# Work task
Among the entries below, the lines from the one with "Read all visible content and emit it as JSON." up to and including the one with "Output a JSON" are to be restated exactly, without pictures.

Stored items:
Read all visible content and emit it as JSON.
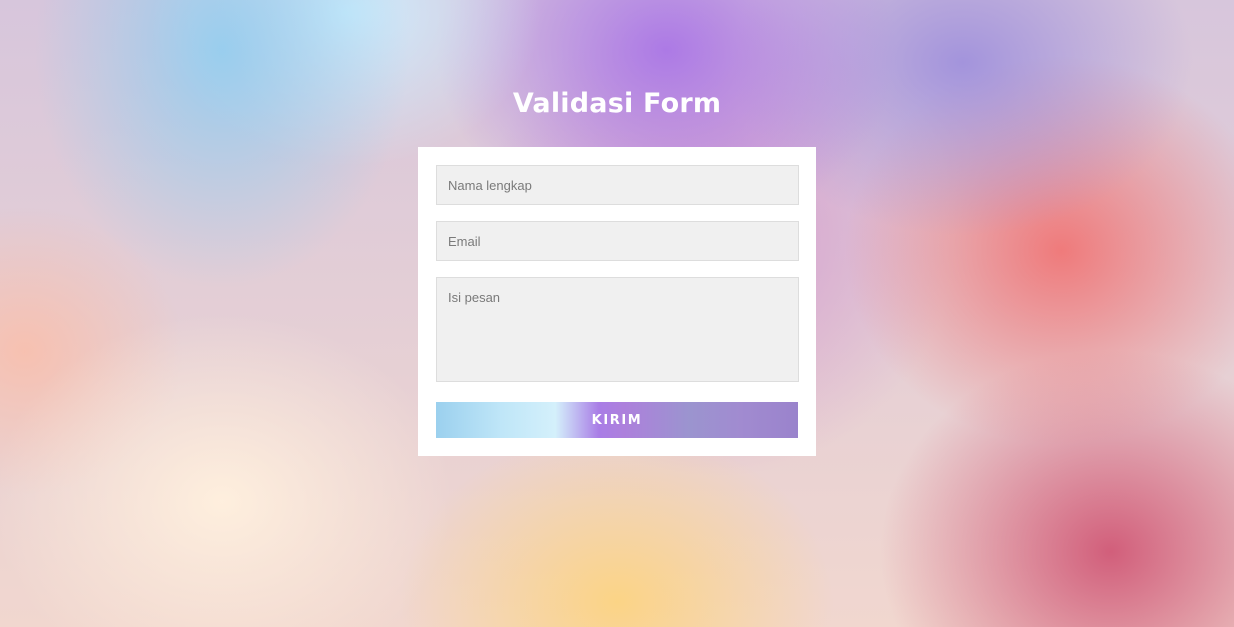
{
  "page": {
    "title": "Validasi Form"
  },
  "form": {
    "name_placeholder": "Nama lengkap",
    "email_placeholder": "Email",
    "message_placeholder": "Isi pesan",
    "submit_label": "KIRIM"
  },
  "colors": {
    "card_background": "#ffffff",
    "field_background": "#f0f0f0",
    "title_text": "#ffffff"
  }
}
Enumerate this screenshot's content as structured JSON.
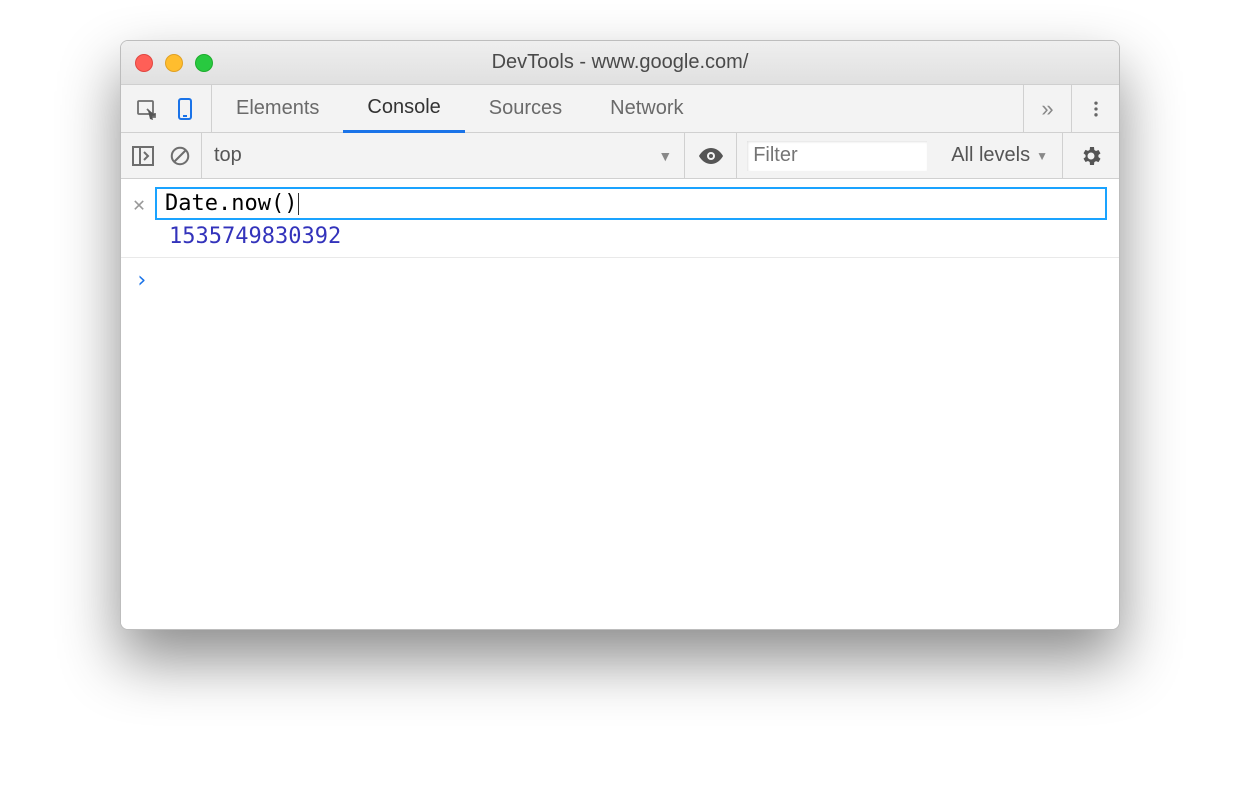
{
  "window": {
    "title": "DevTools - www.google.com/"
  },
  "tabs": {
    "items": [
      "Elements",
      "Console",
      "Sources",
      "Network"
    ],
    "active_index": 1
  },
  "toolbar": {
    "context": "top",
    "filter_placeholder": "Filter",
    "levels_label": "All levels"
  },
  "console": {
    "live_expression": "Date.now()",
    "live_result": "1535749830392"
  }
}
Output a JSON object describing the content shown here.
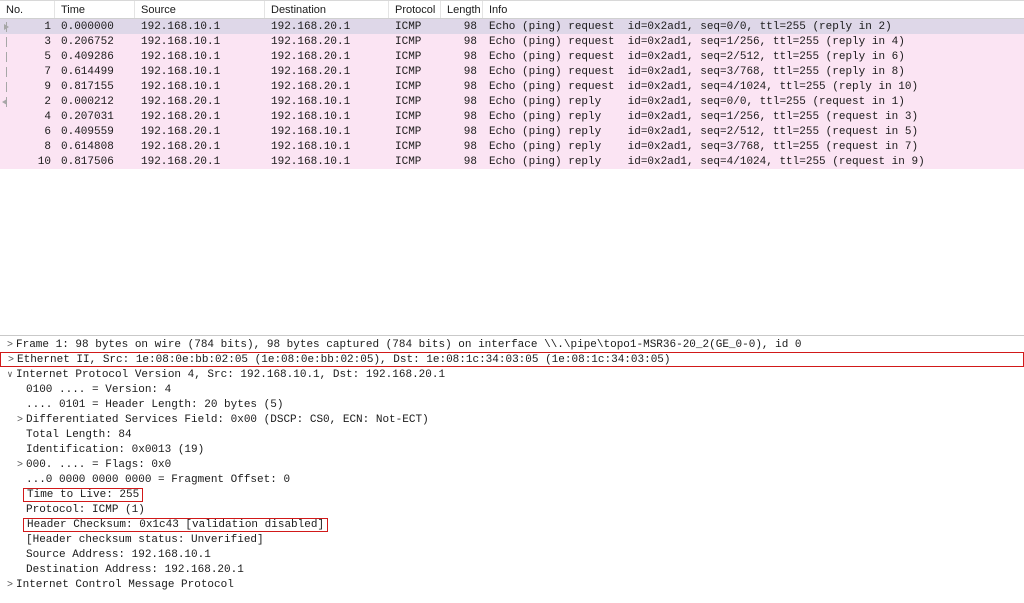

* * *

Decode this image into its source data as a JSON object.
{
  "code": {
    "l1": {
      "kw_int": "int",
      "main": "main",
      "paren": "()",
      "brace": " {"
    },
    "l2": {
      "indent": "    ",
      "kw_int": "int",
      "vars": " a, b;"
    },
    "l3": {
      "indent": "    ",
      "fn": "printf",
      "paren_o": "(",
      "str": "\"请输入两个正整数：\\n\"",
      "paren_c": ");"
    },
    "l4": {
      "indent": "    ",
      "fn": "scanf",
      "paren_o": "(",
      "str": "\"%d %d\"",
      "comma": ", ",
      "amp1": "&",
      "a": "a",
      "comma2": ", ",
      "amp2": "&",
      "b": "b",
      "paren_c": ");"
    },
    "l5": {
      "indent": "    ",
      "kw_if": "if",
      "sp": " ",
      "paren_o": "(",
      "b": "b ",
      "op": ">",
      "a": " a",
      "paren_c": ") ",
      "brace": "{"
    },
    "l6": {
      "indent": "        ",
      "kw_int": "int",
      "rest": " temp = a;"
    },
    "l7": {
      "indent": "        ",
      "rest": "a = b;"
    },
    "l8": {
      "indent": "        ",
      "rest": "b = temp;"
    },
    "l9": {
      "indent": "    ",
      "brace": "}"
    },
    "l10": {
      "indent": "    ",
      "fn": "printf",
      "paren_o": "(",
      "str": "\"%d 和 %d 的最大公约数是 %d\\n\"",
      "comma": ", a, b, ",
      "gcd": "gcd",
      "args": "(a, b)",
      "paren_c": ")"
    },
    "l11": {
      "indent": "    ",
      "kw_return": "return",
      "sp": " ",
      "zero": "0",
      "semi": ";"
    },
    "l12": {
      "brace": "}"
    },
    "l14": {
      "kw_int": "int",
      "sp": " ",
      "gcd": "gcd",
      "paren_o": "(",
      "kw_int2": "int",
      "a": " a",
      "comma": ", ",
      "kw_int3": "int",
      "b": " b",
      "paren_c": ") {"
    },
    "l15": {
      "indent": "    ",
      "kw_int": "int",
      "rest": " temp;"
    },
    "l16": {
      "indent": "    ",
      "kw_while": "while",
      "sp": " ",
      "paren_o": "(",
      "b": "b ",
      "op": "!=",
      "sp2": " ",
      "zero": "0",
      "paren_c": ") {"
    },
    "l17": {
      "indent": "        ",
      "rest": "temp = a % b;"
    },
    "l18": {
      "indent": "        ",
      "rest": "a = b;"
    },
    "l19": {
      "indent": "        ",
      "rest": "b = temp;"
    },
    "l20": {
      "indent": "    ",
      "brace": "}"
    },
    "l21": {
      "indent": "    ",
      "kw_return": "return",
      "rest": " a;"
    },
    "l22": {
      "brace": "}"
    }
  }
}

# Result
Read all visible content and emit it as JSON.
{
  "page": {
    "title": "Validasi Form"
  },
  "form": {
    "name_placeholder": "Nama lengkap",
    "email_placeholder": "Email",
    "message_placeholder": "Isi pesan",
    "submit_label": "KIRIM"
  },
  "colors": {
    "card_background": "#ffffff",
    "field_background": "#f0f0f0",
    "title_text": "#ffffff"
  }
}
Enumerate this screenshot's content as structured JSON.
{
  "window": {
    "title": "DevTools - www.google.com/"
  },
  "tabs": {
    "items": [
      "Elements",
      "Console",
      "Sources",
      "Network"
    ],
    "active_index": 1
  },
  "toolbar": {
    "context": "top",
    "filter_placeholder": "Filter",
    "levels_label": "All levels"
  },
  "console": {
    "live_expression": "Date.now()",
    "live_result": "1535749830392"
  }
}
Output a JSON object describing the content shown here.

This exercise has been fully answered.